Monday, June 2nd, 2008
Citrus Scooter: Old School or Just Old?
Behold the Citrus Scooter by Mountain Boy Sledworks.
It’s kind of, sort of, your great grandparent’s scooter. Kick or "push" scooters started in the early 1900s and thrived as a childhood pastime until their 1955 peak in Hill Valley, Calif.
Kids nailed roller skate wheels onto the bottom of two-by-fours and nailed produce crates on top. Sometime later, they lost the crate and discovered skateboards.
Perhaps unlike homebrew models, the Citrus Scooter is rated for 3-year-olds.
Indeed, my own 3-year-old effortlessly uses a modern kick scooter. But this one might pose more of a challenge, presumably not turning quite so sharply as a scooter that has a single pivoting front wheel.
Yet, this thing is better than Great Grandpa’s scooter, secured with stainless-steel bolts and decked with skateboard wheels. The rest is real wood â€” birch, pine and willow. The company also makes an awesome wooden Butterfly Wagon.
The Citrus Scooter’s crate bears a seemingly authentic, but oddly placed fruit label on its front, what would effectively be the original crate’s bottom.
A kid wouldn’t recognize the faux pas, but shouldn’t the parent who paid for the novelty of an old school push scooter want it to be a closer match? It’s kind of like buying a leg lamp, then realizing the leg is too small and the lamp shade is all wrong. (Welcome to my life as an early adopter.)
On the plus side, the scooter’s weight limit is 150 lbs. If Grandpa has kept trim or has a raging case of osteoporosis, maybe he could nail on a handle extension and go for a spin.
Whatcha think? Is the scooter really cool or really not?

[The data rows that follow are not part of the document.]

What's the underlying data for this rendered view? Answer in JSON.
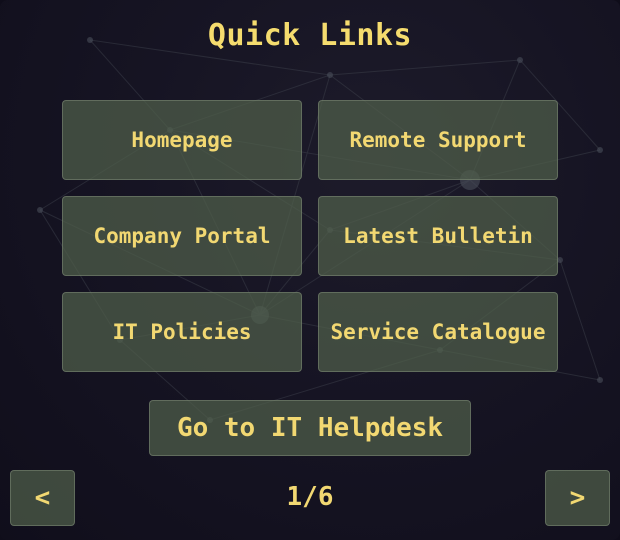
{
  "title": "Quick Links",
  "links": [
    {
      "label": "Homepage"
    },
    {
      "label": "Remote Support"
    },
    {
      "label": "Company Portal"
    },
    {
      "label": "Latest Bulletin"
    },
    {
      "label": "IT Policies"
    },
    {
      "label": "Service Catalogue"
    }
  ],
  "helpdesk_button": "Go to IT Helpdesk",
  "pagination": {
    "prev_label": "<",
    "next_label": ">",
    "current": "1/6"
  },
  "colors": {
    "text_accent": "#f2d872",
    "button_bg": "#505f4b",
    "background": "#141222"
  }
}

If it’s cool, could you see your toddler pushing down the sidewalk on one next to friends who use modern metal scooters?